----- Given data -----

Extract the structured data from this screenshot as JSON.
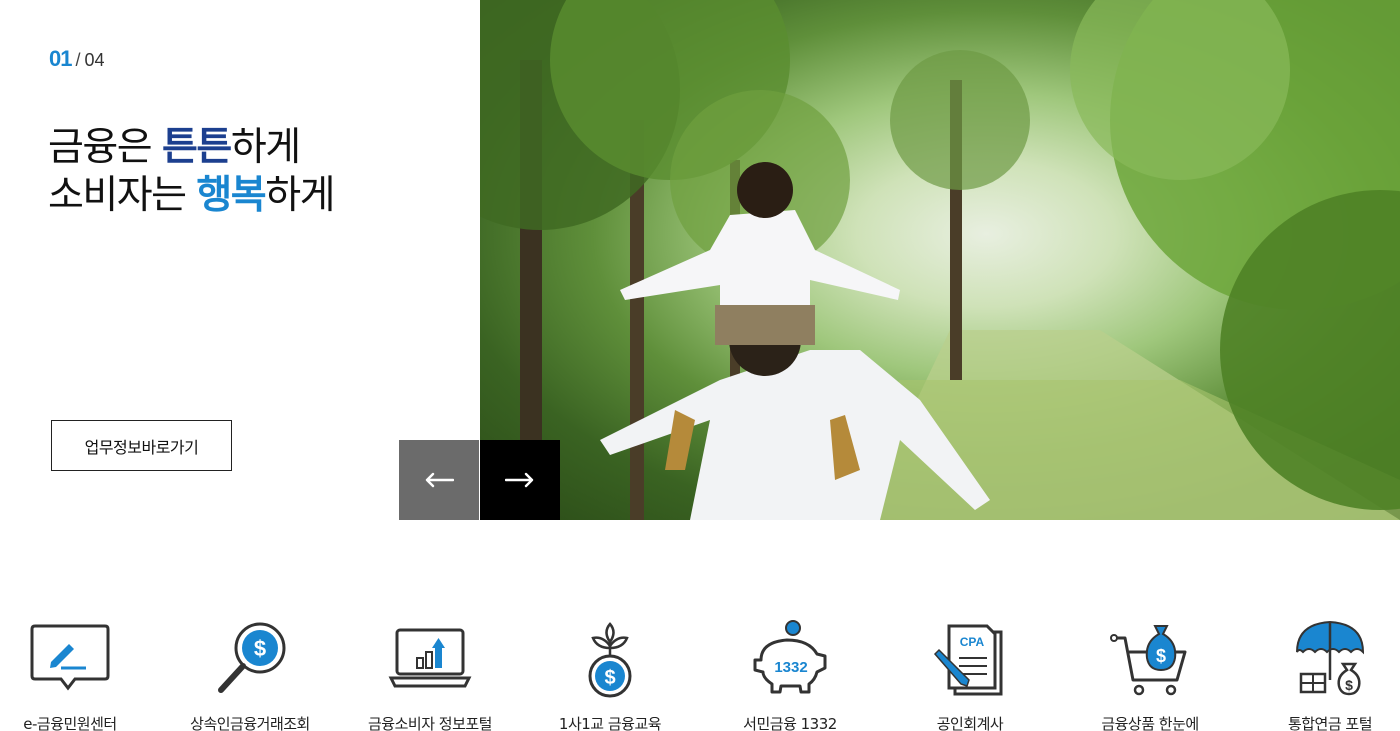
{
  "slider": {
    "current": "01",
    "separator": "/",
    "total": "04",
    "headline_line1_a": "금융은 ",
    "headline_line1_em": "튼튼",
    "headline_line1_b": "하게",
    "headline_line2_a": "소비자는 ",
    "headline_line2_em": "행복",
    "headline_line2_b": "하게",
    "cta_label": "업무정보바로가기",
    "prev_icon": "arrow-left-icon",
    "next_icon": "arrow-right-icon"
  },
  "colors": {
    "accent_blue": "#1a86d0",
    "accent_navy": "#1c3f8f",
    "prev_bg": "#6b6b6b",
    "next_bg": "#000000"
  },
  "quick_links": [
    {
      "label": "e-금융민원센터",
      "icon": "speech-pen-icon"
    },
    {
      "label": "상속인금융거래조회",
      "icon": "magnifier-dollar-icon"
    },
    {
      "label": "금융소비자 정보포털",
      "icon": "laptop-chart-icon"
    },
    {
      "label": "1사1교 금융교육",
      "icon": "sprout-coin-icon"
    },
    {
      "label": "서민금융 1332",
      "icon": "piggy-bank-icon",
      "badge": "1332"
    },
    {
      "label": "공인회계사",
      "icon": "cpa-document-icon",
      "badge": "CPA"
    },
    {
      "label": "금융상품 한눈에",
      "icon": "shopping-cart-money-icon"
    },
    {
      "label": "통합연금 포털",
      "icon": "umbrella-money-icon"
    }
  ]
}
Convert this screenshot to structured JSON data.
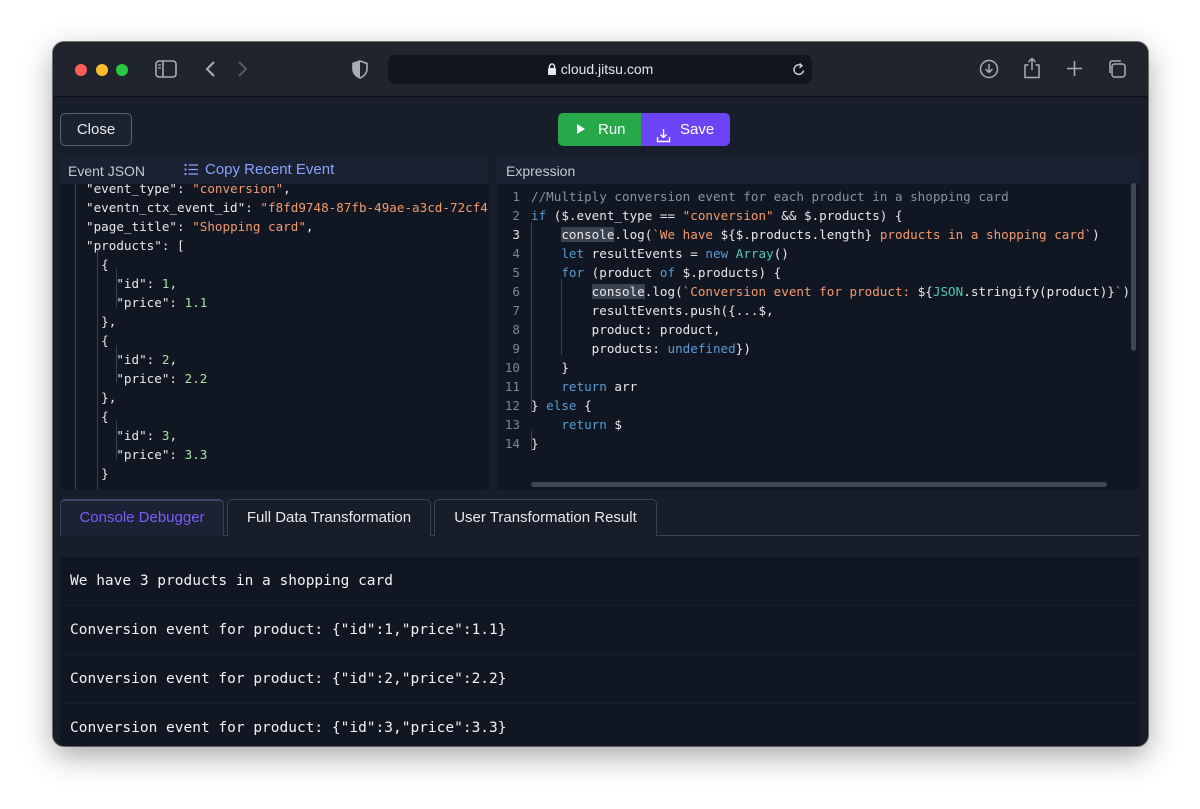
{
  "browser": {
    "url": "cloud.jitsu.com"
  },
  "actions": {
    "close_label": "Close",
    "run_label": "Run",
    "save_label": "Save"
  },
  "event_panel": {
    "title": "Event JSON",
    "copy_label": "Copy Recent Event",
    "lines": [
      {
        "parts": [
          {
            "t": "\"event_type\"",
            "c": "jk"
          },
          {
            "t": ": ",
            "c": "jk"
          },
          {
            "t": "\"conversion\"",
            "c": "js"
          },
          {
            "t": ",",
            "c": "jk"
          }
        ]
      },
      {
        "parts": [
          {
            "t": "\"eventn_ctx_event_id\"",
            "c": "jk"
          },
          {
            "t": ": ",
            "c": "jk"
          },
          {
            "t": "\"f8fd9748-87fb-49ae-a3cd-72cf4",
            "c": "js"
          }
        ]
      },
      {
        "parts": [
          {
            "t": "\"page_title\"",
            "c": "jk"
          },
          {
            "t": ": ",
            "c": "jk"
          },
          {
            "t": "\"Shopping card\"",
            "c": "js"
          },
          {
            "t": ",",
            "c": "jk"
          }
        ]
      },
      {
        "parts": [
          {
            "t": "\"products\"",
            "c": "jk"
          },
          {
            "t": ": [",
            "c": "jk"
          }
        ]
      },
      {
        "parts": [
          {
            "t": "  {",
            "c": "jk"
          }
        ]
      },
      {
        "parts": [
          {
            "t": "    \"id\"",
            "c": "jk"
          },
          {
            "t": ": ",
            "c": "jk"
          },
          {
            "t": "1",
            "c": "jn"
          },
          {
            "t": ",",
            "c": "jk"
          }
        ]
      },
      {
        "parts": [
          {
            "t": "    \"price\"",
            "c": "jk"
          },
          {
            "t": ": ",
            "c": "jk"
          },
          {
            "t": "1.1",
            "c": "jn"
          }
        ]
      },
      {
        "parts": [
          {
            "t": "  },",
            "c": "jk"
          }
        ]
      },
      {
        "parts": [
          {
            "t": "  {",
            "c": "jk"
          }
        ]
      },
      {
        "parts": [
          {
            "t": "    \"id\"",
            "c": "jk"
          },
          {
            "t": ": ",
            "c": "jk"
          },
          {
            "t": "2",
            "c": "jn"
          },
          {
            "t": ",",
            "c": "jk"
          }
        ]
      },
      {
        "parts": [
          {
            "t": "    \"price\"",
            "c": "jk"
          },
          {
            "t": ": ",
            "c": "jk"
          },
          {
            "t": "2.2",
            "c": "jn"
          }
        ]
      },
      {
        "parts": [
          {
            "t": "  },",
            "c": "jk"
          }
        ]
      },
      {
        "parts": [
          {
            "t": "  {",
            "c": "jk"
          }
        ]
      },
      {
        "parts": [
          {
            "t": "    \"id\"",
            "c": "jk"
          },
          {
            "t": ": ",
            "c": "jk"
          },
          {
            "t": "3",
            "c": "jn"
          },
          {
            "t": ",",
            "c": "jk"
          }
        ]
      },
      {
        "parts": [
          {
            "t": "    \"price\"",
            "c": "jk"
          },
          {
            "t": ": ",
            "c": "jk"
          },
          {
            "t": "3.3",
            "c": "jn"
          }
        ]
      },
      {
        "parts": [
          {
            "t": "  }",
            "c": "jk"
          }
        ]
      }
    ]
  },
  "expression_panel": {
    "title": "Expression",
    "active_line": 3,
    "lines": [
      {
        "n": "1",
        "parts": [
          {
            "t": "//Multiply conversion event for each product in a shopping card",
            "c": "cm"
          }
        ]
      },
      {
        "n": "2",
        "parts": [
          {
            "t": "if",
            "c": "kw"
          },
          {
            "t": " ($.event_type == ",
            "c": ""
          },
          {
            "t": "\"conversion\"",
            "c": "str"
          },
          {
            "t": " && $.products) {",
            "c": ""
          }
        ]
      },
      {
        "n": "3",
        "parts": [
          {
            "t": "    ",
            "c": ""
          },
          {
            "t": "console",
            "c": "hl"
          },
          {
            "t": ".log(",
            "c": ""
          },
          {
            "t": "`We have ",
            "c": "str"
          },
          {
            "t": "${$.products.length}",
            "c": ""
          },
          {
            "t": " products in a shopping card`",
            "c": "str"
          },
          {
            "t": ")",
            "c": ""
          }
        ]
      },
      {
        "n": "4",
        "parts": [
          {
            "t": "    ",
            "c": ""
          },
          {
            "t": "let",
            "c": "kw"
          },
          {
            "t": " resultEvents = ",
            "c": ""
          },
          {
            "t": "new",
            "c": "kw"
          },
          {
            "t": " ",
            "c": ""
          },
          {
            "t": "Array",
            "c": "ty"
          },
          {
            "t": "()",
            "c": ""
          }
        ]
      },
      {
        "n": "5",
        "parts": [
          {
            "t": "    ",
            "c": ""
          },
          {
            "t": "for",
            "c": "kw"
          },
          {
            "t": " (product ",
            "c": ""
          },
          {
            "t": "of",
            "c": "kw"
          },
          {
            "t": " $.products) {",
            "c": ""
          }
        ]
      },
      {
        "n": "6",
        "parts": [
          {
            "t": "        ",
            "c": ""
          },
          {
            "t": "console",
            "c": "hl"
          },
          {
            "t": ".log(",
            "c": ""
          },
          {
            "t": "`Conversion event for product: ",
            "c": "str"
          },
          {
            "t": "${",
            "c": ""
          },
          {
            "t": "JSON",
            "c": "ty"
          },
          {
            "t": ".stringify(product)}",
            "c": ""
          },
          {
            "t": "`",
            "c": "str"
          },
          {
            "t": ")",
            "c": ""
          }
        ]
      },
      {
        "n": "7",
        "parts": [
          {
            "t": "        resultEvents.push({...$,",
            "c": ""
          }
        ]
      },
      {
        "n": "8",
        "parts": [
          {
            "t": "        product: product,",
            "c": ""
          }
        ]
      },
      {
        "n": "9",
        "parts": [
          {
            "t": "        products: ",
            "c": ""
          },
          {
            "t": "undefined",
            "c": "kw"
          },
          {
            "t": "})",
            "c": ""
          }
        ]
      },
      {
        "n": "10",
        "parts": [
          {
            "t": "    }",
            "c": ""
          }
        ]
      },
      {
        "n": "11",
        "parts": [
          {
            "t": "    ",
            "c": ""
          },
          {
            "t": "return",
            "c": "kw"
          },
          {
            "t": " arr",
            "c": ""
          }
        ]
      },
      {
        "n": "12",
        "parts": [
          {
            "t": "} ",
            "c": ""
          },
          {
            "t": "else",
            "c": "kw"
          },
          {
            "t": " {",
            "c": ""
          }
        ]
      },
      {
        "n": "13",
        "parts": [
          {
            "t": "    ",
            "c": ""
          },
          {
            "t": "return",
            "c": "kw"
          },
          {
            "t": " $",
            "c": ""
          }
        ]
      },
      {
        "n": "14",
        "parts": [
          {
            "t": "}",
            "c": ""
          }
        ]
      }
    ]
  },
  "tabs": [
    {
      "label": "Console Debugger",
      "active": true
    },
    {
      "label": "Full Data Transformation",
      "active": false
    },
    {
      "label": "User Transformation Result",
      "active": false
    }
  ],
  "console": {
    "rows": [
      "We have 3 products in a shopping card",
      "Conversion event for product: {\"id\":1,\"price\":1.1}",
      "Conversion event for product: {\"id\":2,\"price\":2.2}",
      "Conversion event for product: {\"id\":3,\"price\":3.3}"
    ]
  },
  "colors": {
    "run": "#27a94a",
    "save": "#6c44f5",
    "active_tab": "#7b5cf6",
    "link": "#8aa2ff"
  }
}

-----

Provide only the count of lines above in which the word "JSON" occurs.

4